Deconstructing Wood’s Rum – #WoodsTT
I’m lucky enough to have been involved with a Twitter Tasting, looking at Wood’s Rum… and deconstructing it’s three component parts, tasting them separately before then trying the finished article… not something you get to do every day! Firstly, let’s quickly review what and who Woods are:
“Woods has been around since 1887 and was first created in the docks at Liverpool. Back then it was a company called The Woods Trading Co. who had ships coming in from all over the world. They had barrels of rum coming in on their ships and they seized an opportunity and a trade agreement was set up to import 3 different marques of rum and Woods was born. Woods is unchanged and sticking to our traditions is a key part of what we do. We are a traditional Navy style rum, a Demerara rum, a Navy strength rum, and a Dark rum.”
Posted in Fun, Review, Rum
Tagged Rum, Woods
Cù Bòcan 2005 Vintage Limited Edition – 50% abv
Info: Bottled at 50% abv, this whisky is stronger than its core range counterpart, and is matured in ex-Bourbon and Sherry casks. 11,400 bottles, limited edition. Over 11 years old.
Colour: Sprightly and golden.
Nose: Very light smoke here, the dominant nose being a heady mix american and european oaks, of bourbon and sherry. There’s a slight farm nose, followed by cream & mushed autumn fruits, and dying fire embers.
Palate: At 50% this is still surprisingly easy on your palate, although the higher abv and the use of european oak help to give a nice drop of spices along with the other mushed fruit notes.
Finish: The finish is creamy, and long, with just a mere hint of the peaty puffs left hanging around.
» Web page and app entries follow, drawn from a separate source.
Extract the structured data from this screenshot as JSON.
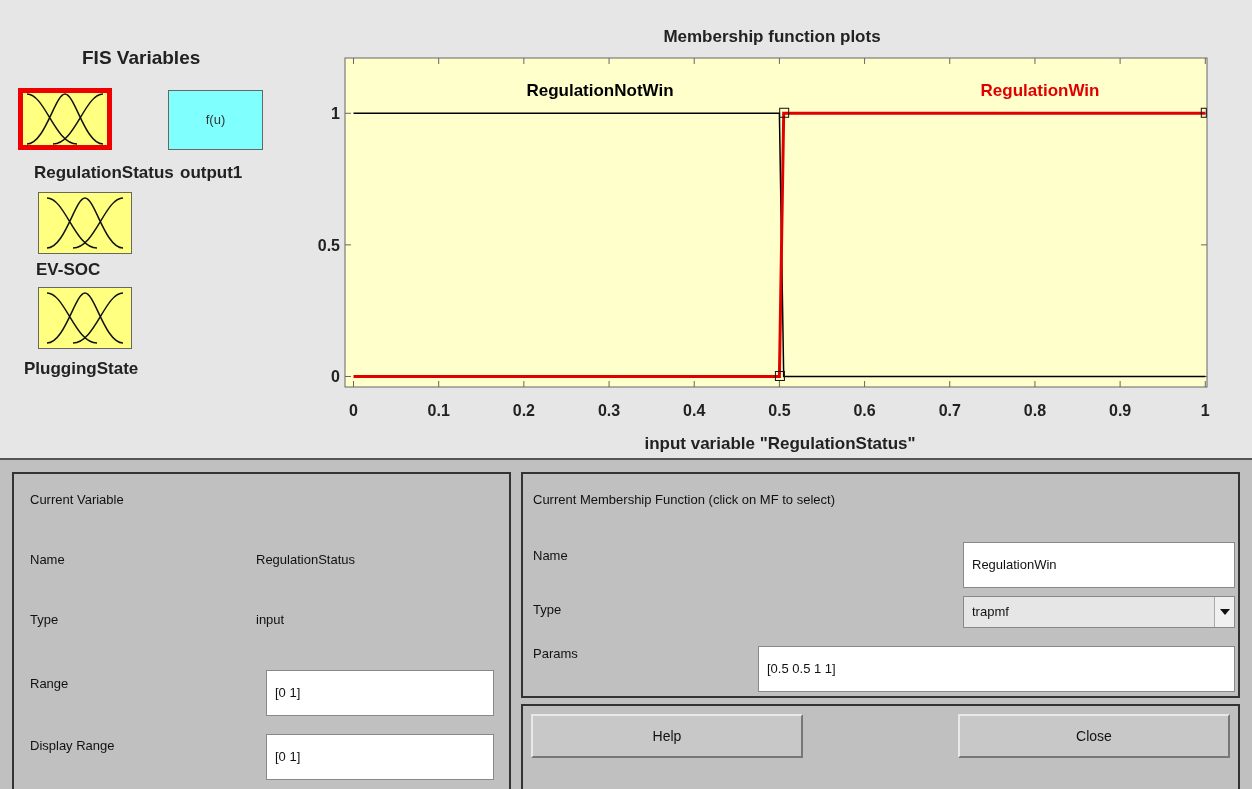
{
  "fis_variables": {
    "title": "FIS Variables",
    "items": [
      {
        "label": "RegulationStatus",
        "kind": "input",
        "selected": true
      },
      {
        "label": "output1",
        "kind": "output",
        "icon_text": "f(u)",
        "selected": false
      },
      {
        "label": "EV-SOC",
        "kind": "input",
        "selected": false
      },
      {
        "label": "PluggingState",
        "kind": "input",
        "selected": false
      }
    ]
  },
  "plot": {
    "chart_data": {
      "type": "line",
      "title": "Membership function plots",
      "xlabel": "input variable \"RegulationStatus\"",
      "x": [
        0,
        0.5,
        0.505,
        1
      ],
      "series": [
        {
          "name": "RegulationNotWin",
          "color": "#000000",
          "values": [
            1,
            1,
            0,
            0
          ]
        },
        {
          "name": "RegulationWin",
          "color": "#e00000",
          "values": [
            0,
            0,
            1,
            1
          ]
        }
      ],
      "xlim": [
        -0.01,
        1.002
      ],
      "ylim": [
        -0.04,
        1.21
      ],
      "xticks": [
        0,
        0.1,
        0.2,
        0.3,
        0.4,
        0.5,
        0.6,
        0.7,
        0.8,
        0.9,
        1
      ],
      "yticks": [
        0,
        0.5,
        1
      ]
    }
  },
  "current_variable": {
    "title": "Current Variable",
    "name_label": "Name",
    "name": "RegulationStatus",
    "type_label": "Type",
    "type": "input",
    "range_label": "Range",
    "range": "[0 1]",
    "display_range_label": "Display Range",
    "display_range": "[0 1]"
  },
  "current_mf": {
    "title": "Current Membership Function (click on MF to select)",
    "name_label": "Name",
    "name": "RegulationWin",
    "type_label": "Type",
    "type": "trapmf",
    "params_label": "Params",
    "params": "[0.5 0.5 1 1]"
  },
  "buttons": [
    "Help",
    "Close"
  ]
}
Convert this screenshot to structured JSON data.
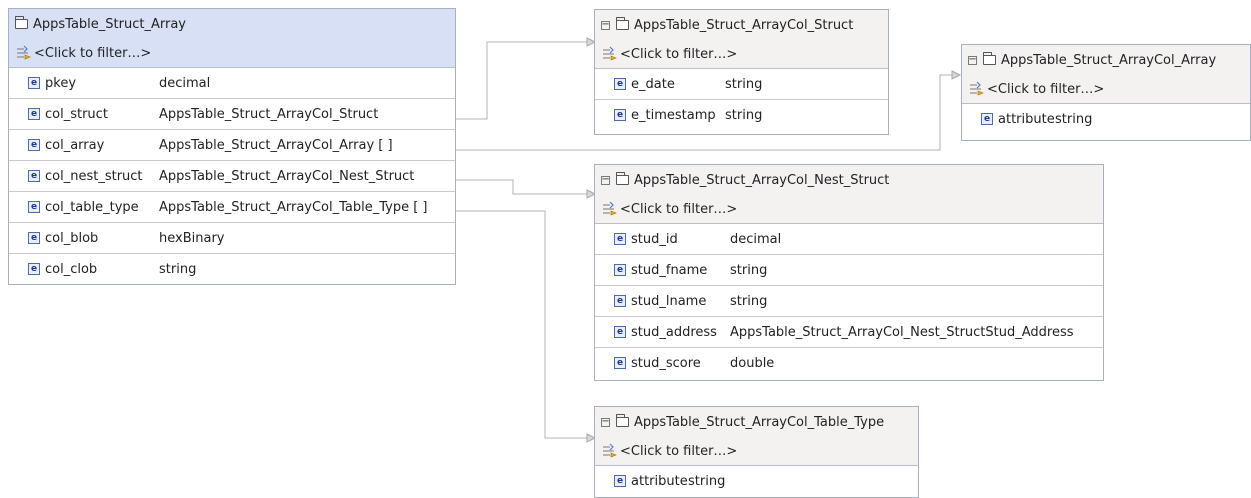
{
  "filter_text": "<Click to filter…>",
  "boxes": [
    {
      "id": "struct-array",
      "title": "AppsTable_Struct_Array",
      "fields": [
        {
          "name": "pkey",
          "type": "decimal"
        },
        {
          "name": "col_struct",
          "type": "AppsTable_Struct_ArrayCol_Struct"
        },
        {
          "name": "col_array",
          "type": "AppsTable_Struct_ArrayCol_Array [ ]"
        },
        {
          "name": "col_nest_struct",
          "type": "AppsTable_Struct_ArrayCol_Nest_Struct"
        },
        {
          "name": "col_table_type",
          "type": "AppsTable_Struct_ArrayCol_Table_Type [ ]"
        },
        {
          "name": "col_blob",
          "type": "hexBinary"
        },
        {
          "name": "col_clob",
          "type": "string"
        }
      ]
    },
    {
      "id": "arraycol-struct",
      "title": "AppsTable_Struct_ArrayCol_Struct",
      "fields": [
        {
          "name": "e_date",
          "type": "string"
        },
        {
          "name": "e_timestamp",
          "type": "string"
        }
      ]
    },
    {
      "id": "arraycol-array",
      "title": "AppsTable_Struct_ArrayCol_Array",
      "fields": [
        {
          "name": "attribute",
          "type": "string"
        }
      ]
    },
    {
      "id": "arraycol-nest-struct",
      "title": "AppsTable_Struct_ArrayCol_Nest_Struct",
      "fields": [
        {
          "name": "stud_id",
          "type": "decimal"
        },
        {
          "name": "stud_fname",
          "type": "string"
        },
        {
          "name": "stud_lname",
          "type": "string"
        },
        {
          "name": "stud_address",
          "type": "AppsTable_Struct_ArrayCol_Nest_StructStud_Address"
        },
        {
          "name": "stud_score",
          "type": "double"
        }
      ]
    },
    {
      "id": "arraycol-table-type",
      "title": "AppsTable_Struct_ArrayCol_Table_Type",
      "fields": [
        {
          "name": "attribute",
          "type": "string"
        }
      ]
    }
  ],
  "colors": {
    "root_header": "#d7e0f4",
    "child_header": "#f4f1f1",
    "border": "#a9b0bd",
    "connector": "#b3b3b3"
  }
}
Lots of flavours to explore.
In August, Tomatin Distillery launched a trio of special edition bottlings including a 14 year old Cabernet Sauvignon, 9 year old Caribbean Rum and 21 year old Oloroso Sherry single malt.
Let’s look at their individual information, and my review of them all…
Posted in PR, Review, Whisky
Just a quick post this one… but today I seem to have accidentally invented a new term: “Cash Strength”. This generally refers to new releases that *aren’t* Cask Strength, but certainly appear to priced as if they were! 🙂 I’ll be attempting to use this terminology from now on…
Loch Lomond Single Grain Scotch Whisky – 46% abv
Info: Loch Lomond Single Grain Scotch Whisky. Distilled with malted barley (like a single malt), but distilled in a coffey still rather than the usual pot still, hence why it has to be called Single Grain. Non Chill Filtered, 46% abv.
Colour: Light summer straw with golden sunlight.
Nose: Light but oily, packed full of sweet citrus tones and a little grist. Candy floss. Backed up by a little american oak, and the nutty notes that can bring with it. Slightly buttery.
Palate: Oily and buttery, with plenty of sweetness and hints of spice. There’s a slight metallic note to it which soon fades. Hints of wispy smoke, probably from cask char along with spices.
Glenglassaugh Octaves Peated – 44% abv
Info: Bottled at 44% abv. It’s non chill filtered and has natural colour. Matured in small Octave casks.
Colour: Sun golden straw.
Nose: Similar to the Octaves Classic, the nose is packed full of flavours to explore, lead by beautiful heathery dry peat notes backed up by fruits (apricots).
Palate: Similar to Octave Classic, this is much smoother on your palate than the nose might lead you to expect, in a good way. It has thick, creamy oils, and is lead by the sweet heathery peat, cracked pepper and boiled sweets.
Finish: The finish is fairly long because of the peat; at the back it’s a fight between the peat and newer oaky tones.
Glenglassaugh Octaves Classic – 44% abv
Info: Glenglassaugh Octaves Classic is non chill filtered, with natural colour and at 44% abv.
Colour: Medium golden, ripe straw.
Nose: Sweet and strong, lots of good flavours for your nose to check out. Many of the notes are quite light and sprightly, grassy and somewhat citrusy.
Palate: Lighter introduction to your tongue than you may have suspected from the nose. It’s light, slightly sparkly, gently spiced and there’s sweet tones from both the younger age of the malt, but also the malt and the casks. There’s a boiled sweet thing (or candy if you’re from the US); apples and pears.